Your objective :: The lines to copy are those in the listing below that contain the word "title".

[Start of Attachment]

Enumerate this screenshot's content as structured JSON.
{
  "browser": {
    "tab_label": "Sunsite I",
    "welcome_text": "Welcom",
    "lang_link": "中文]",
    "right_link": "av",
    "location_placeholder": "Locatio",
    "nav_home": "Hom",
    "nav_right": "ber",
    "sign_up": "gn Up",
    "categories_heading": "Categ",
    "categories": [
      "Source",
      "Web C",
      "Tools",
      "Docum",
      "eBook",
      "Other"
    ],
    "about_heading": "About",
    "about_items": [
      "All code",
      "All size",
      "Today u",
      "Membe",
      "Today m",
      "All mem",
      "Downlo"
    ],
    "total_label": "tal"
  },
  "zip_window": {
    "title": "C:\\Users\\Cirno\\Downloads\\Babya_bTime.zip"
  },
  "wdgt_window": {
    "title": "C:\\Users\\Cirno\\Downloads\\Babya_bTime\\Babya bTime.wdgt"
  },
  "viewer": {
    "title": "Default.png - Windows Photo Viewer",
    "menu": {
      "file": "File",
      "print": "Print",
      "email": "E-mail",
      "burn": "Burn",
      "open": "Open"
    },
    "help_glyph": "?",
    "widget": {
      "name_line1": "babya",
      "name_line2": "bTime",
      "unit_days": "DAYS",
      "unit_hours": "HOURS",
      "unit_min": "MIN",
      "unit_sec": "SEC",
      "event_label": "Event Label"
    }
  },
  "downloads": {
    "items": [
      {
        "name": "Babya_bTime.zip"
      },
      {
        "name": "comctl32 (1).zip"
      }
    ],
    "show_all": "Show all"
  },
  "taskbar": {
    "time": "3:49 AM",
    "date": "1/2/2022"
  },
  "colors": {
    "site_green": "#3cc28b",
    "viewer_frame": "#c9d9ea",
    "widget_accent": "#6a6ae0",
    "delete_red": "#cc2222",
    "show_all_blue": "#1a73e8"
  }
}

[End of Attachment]

Answer box ::
    "title": "C:\\Users\\Cirno\\Downloads\\Babya_bTime.zip"
    "title": "C:\\Users\\Cirno\\Downloads\\Babya_bTime\\Babya bTime.wdgt"
    "title": "Default.png - Windows Photo Viewer",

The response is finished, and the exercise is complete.